UBS in numbers:
Endowed with the advantage of not having to implement much in the way of additional changes, UBS has been able to attract new talent, pay higher bonuses and boost profits ahead of its closest competitors. Going by figures for the first half of 2015, investment bank profits were up 32 percent on the year previous, and all while Credit Suisse suffered an eight percent decline at its investment unit.
For his troubles, Ermotti became the bank’s highest-paid executive when, in 2014, he pocketed €10.3m and knocked Andrea Orcel, CEO of UBS’ investment bank, off the top spot. According to the bank’s annual report, the increase was due largely to the executive’s not-insignificant part in shrinking its balance sheet, in bolstering its capital requirements, and in de-risking unprofitable areas of the business. However, Ermotti’s work doesn’t stop now that the pressure on UBS is lessened, and there is a great deal more to do before faith among customers is restored and the bank is more adequately equipped for a fast-moving financial services sector.

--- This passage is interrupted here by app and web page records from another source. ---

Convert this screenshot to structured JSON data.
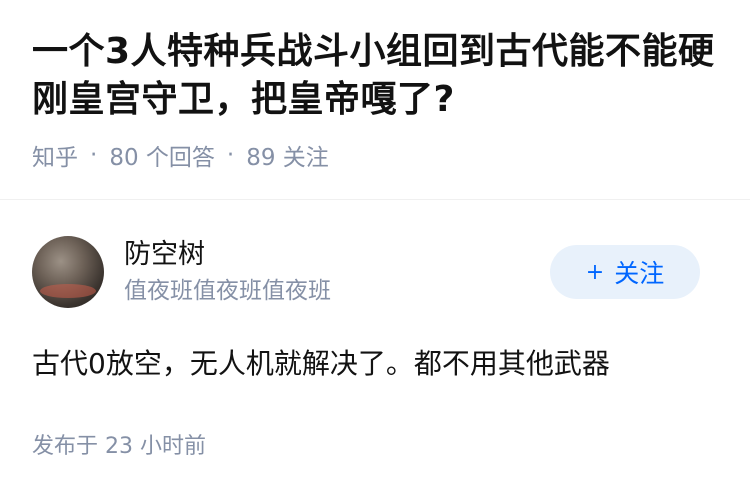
{
  "question": {
    "title": "一个3人特种兵战斗小组回到古代能不能硬刚皇宫守卫，把皇帝嘎了?",
    "source": "知乎",
    "separator": "·",
    "answers_count": "80 个回答",
    "followers_count": "89 关注"
  },
  "answer": {
    "author_name": "防空树",
    "author_bio": "值夜班值夜班值夜班",
    "follow_label": "关注",
    "follow_icon": "plus-icon",
    "content": "古代0放空，无人机就解决了。都不用其他武器",
    "published": "发布于 23 小时前"
  },
  "colors": {
    "accent": "#0066ff",
    "follow_bg": "#e8f1fb",
    "meta": "#8590a6"
  }
}
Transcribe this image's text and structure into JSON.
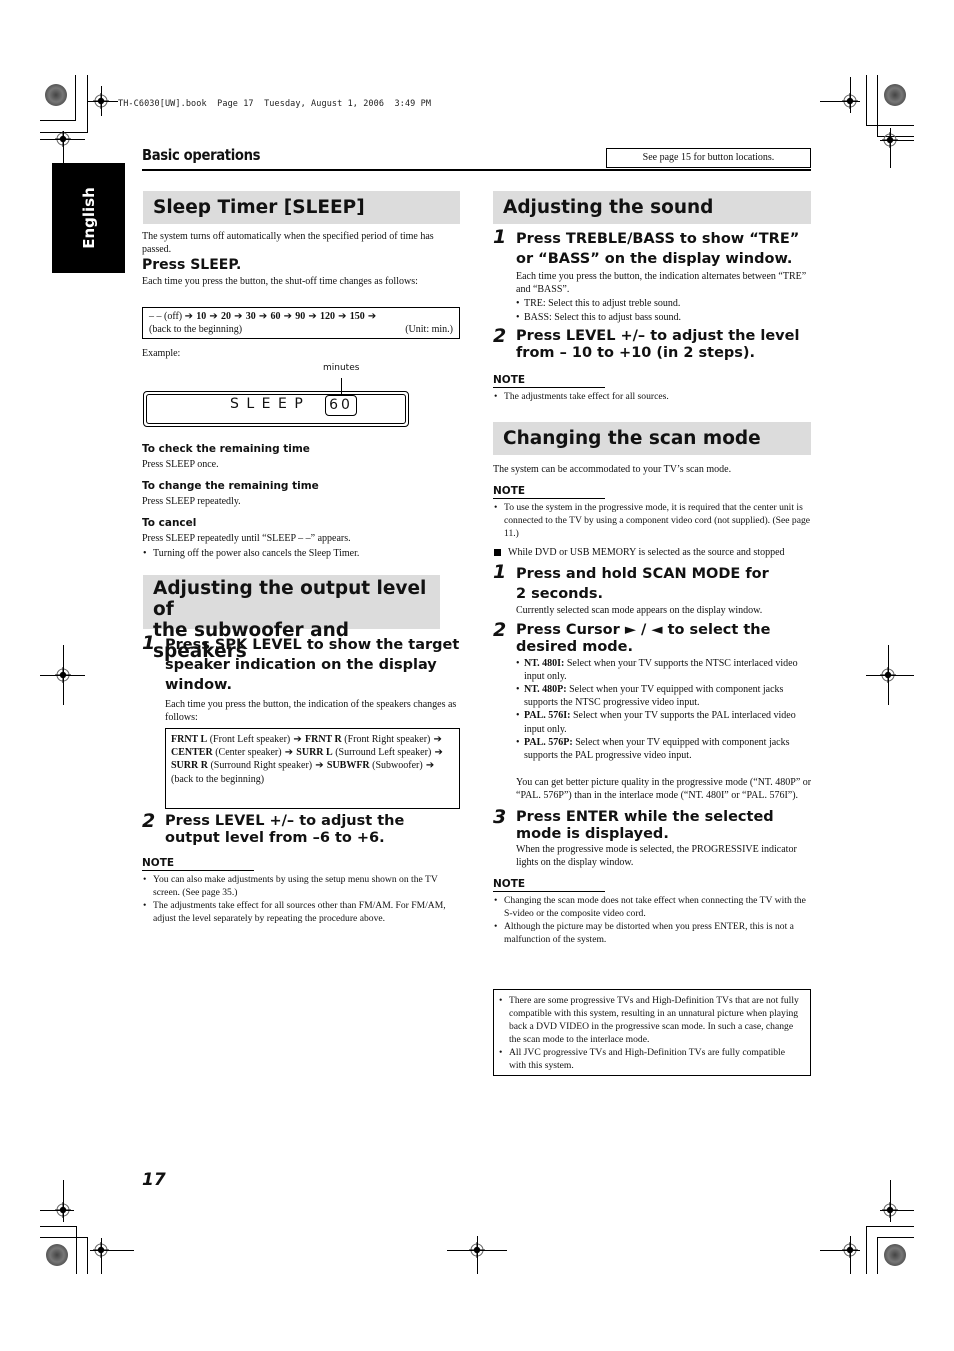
{
  "print_header": {
    "file_info": "TH-C6030[UW].book  Page 17  Tuesday, August 1, 2006  3:49 PM"
  },
  "language_tab": "English",
  "header": {
    "section": "Basic operations",
    "see_note": "See page 15 for button locations."
  },
  "sleep_timer": {
    "title": "Sleep Timer [SLEEP]",
    "intro": "The system turns off automatically when the specified period of time has passed.",
    "press": "Press SLEEP.",
    "press_desc": "Each time you press the button, the shut-off time changes as follows:",
    "sequence": {
      "start": "– – (off)",
      "values": [
        "10",
        "20",
        "30",
        "60",
        "90",
        "120",
        "150"
      ],
      "end": "(back to the beginning)",
      "unit": "(Unit: min.)"
    },
    "example_label": "Example:",
    "display": {
      "text": "SLEEP",
      "value": "60",
      "annotation": "minutes"
    },
    "check": {
      "heading": "To check the remaining time",
      "text": "Press SLEEP once."
    },
    "change": {
      "heading": "To change the remaining time",
      "text": "Press SLEEP repeatedly."
    },
    "cancel": {
      "heading": "To cancel",
      "text": "Press SLEEP repeatedly until “SLEEP – –” appears.",
      "bullet": "Turning off the power also cancels the Sleep Timer."
    }
  },
  "output_level": {
    "title_line1": "Adjusting the output level of",
    "title_line2": "the subwoofer and speakers",
    "step1": {
      "num": "1",
      "text": "Press SPK LEVEL to show the target speaker indication on the display window.",
      "desc": "Each time you press the button, the indication of the speakers changes as follows:"
    },
    "speakers": [
      {
        "code": "FRNT L",
        "desc": "(Front Left speaker)"
      },
      {
        "code": "FRNT R",
        "desc": "(Front Right speaker)"
      },
      {
        "code": "CENTER",
        "desc": "(Center speaker)"
      },
      {
        "code": "SURR L",
        "desc": "(Surround Left speaker)"
      },
      {
        "code": "SURR R",
        "desc": "(Surround Right speaker)"
      },
      {
        "code": "SUBWFR",
        "desc": "(Subwoofer)"
      }
    ],
    "speakers_end": "(back to the beginning)",
    "step2": {
      "num": "2",
      "text": "Press LEVEL +/– to adjust the output level from –6 to +6."
    },
    "note_label": "NOTE",
    "notes": [
      "You can also make adjustments by using the setup menu shown on the TV screen. (See page 35.)",
      "The adjustments take effect for all sources other than FM/AM. For FM/AM, adjust the level separately by repeating the procedure above."
    ]
  },
  "sound": {
    "title": "Adjusting the sound",
    "step1": {
      "num": "1",
      "text": "Press TREBLE/BASS to show “TRE” or “BASS” on the display window.",
      "desc": "Each time you press the button, the indication alternates between “TRE” and “BASS”.",
      "bullets": [
        "TRE: Select this to adjust treble sound.",
        "BASS: Select this to adjust bass sound."
      ]
    },
    "step2": {
      "num": "2",
      "text": "Press LEVEL +/– to adjust the level from – 10 to +10 (in 2 steps)."
    },
    "note_label": "NOTE",
    "notes": [
      "The adjustments take effect for all sources."
    ]
  },
  "scan_mode": {
    "title": "Changing the scan mode",
    "intro": "The system can be accommodated to your TV’s scan mode.",
    "note_label": "NOTE",
    "note1": "To use the system in the progressive mode, it is required that the center unit is connected to the TV by using a component video cord (not supplied). (See page 11.)",
    "condition": "While DVD or USB MEMORY is selected as the source and stopped",
    "step1": {
      "num": "1",
      "text_a": "Press and hold SCAN MODE for",
      "text_b": "2 seconds.",
      "desc": "Currently selected scan mode appears on the display window."
    },
    "step2": {
      "num": "2",
      "text": "Press Cursor ► / ◄ to select the desired mode.",
      "modes": [
        {
          "code": "NT. 480I:",
          "desc": "Select when your TV supports the NTSC interlaced video input only."
        },
        {
          "code": "NT. 480P:",
          "desc": "Select when your TV equipped with component jacks supports the NTSC progressive video input."
        },
        {
          "code": "PAL. 576I:",
          "desc": "Select when your TV supports the PAL interlaced video input only."
        },
        {
          "code": "PAL. 576P:",
          "desc": "Select when your TV equipped with component jacks supports the PAL progressive video input."
        }
      ],
      "quality": "You can get better picture quality in the progressive mode (“NT. 480P” or “PAL. 576P”) than in the interlace mode (“NT. 480I” or “PAL. 576I”)."
    },
    "step3": {
      "num": "3",
      "text": "Press ENTER while the selected mode is displayed.",
      "desc": "When the progressive mode is selected, the PROGRESSIVE indicator lights on the display window."
    },
    "note2_label": "NOTE",
    "notes2": [
      "Changing the scan mode does not take effect when connecting the TV with the S-video or the composite video cord.",
      "Although the picture may be distorted when you press ENTER, this is not a malfunction of the system."
    ],
    "caution": [
      "There are some progressive TVs and High-Definition TVs that are not fully compatible with this system, resulting in an unnatural picture when playing back a DVD VIDEO in the progressive scan mode. In such a case, change the scan mode to the interlace mode.",
      "All JVC progressive TVs and High-Definition TVs are fully compatible with this system."
    ]
  },
  "footer": {
    "page_number": "17"
  }
}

“As bankers, our watchwords have long been speed, security, discretion and convenience. Yet, in today’s digital world, these concepts have renewed importance”, wrote Ermotti on his blog. “Financial services firms today must possess an intellectual desire to understand how technology can help them adapt to changing economic forces and new client and employee behaviours. They also need to be open to finding some answers outside their own walls. The companies that fully recognise and embrace these beliefs will be leaders in shaping the future of the industry – how it leverages the latest digital capabilities, how it responds to the changing nature of work, and how it operates amid a new regulatory/economic landscape.”
Under Ermotti’s watch, innovation and digitisation are the two single most important strategic priorities for the bank going forward, as it enters a new chapter, free of the pressures that have dogged it in years past. With initiatives such as the ‘Future of Finance’ challenge, which invites people to contribute ideas that might transform the sector, and a number of start-up partnerships in the works already, the bank is committed to building inclusive and open relationships with consumers and competitors.
With a bold executive at the helm and a strategic plan in place at least for the immediate future, UBS is faring far better than its rivals, and the challenge now is whether the bank can survive and thrive by collaborating, rather than competing.